▶ PROBLEM TO SOLVE
Pictures stay out of the answer, but every line of the material must be restated exactly.

▶ PROVIDED MATERIAL
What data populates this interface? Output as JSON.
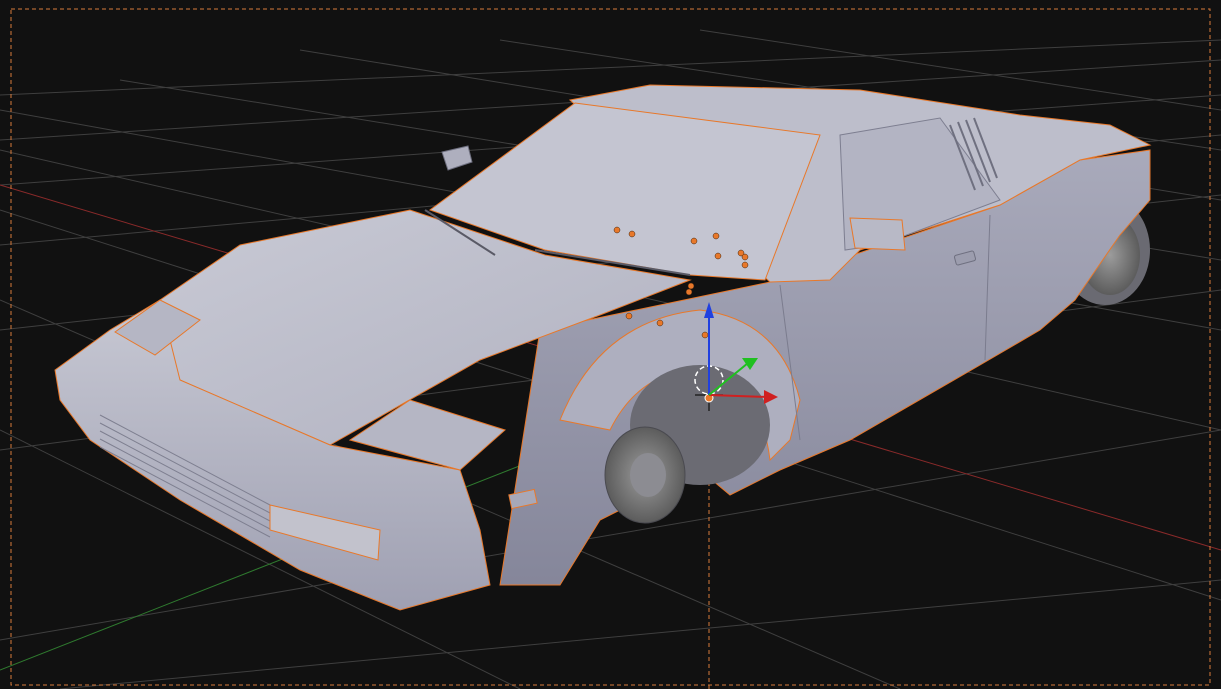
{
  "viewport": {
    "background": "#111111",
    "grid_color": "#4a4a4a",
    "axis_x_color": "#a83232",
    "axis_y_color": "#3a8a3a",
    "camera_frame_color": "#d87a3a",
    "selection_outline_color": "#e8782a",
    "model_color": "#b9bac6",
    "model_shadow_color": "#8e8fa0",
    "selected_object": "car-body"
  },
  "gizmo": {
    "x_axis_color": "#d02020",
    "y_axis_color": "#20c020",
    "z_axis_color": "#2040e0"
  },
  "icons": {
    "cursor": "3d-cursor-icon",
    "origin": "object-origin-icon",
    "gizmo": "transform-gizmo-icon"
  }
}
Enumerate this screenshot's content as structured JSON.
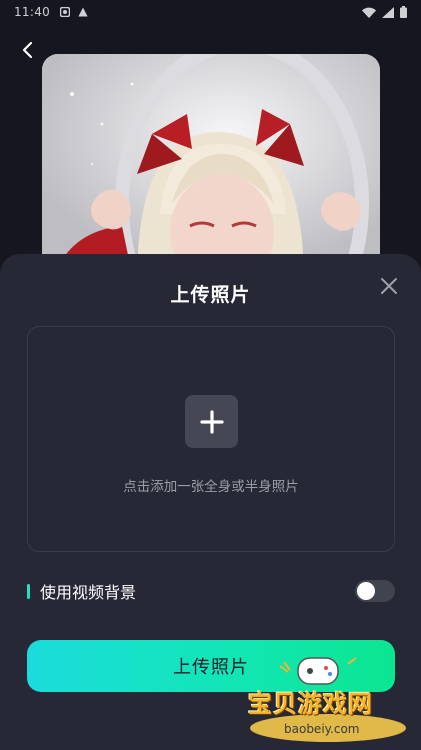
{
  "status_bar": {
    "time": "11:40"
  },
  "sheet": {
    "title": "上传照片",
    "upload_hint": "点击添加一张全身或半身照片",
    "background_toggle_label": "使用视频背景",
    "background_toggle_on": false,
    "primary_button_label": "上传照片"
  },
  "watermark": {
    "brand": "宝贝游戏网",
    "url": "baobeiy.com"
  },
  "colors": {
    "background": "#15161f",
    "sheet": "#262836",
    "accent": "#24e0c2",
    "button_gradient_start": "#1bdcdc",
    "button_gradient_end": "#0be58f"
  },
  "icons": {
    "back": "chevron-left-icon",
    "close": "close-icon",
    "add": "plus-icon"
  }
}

▶ REPLY TO THE TASK
What data populates this interface? Output as JSON.
{
  "viewport": {
    "background": "#111111",
    "grid_color": "#4a4a4a",
    "axis_x_color": "#a83232",
    "axis_y_color": "#3a8a3a",
    "camera_frame_color": "#d87a3a",
    "selection_outline_color": "#e8782a",
    "model_color": "#b9bac6",
    "model_shadow_color": "#8e8fa0",
    "selected_object": "car-body"
  },
  "gizmo": {
    "x_axis_color": "#d02020",
    "y_axis_color": "#20c020",
    "z_axis_color": "#2040e0"
  },
  "icons": {
    "cursor": "3d-cursor-icon",
    "origin": "object-origin-icon",
    "gizmo": "transform-gizmo-icon"
  }
}
Enumerate this screenshot's content as structured JSON.
{
  "status_bar": {
    "time": "11:40"
  },
  "sheet": {
    "title": "上传照片",
    "upload_hint": "点击添加一张全身或半身照片",
    "background_toggle_label": "使用视频背景",
    "background_toggle_on": false,
    "primary_button_label": "上传照片"
  },
  "watermark": {
    "brand": "宝贝游戏网",
    "url": "baobeiy.com"
  },
  "colors": {
    "background": "#15161f",
    "sheet": "#262836",
    "accent": "#24e0c2",
    "button_gradient_start": "#1bdcdc",
    "button_gradient_end": "#0be58f"
  },
  "icons": {
    "back": "chevron-left-icon",
    "close": "close-icon",
    "add": "plus-icon"
  }
}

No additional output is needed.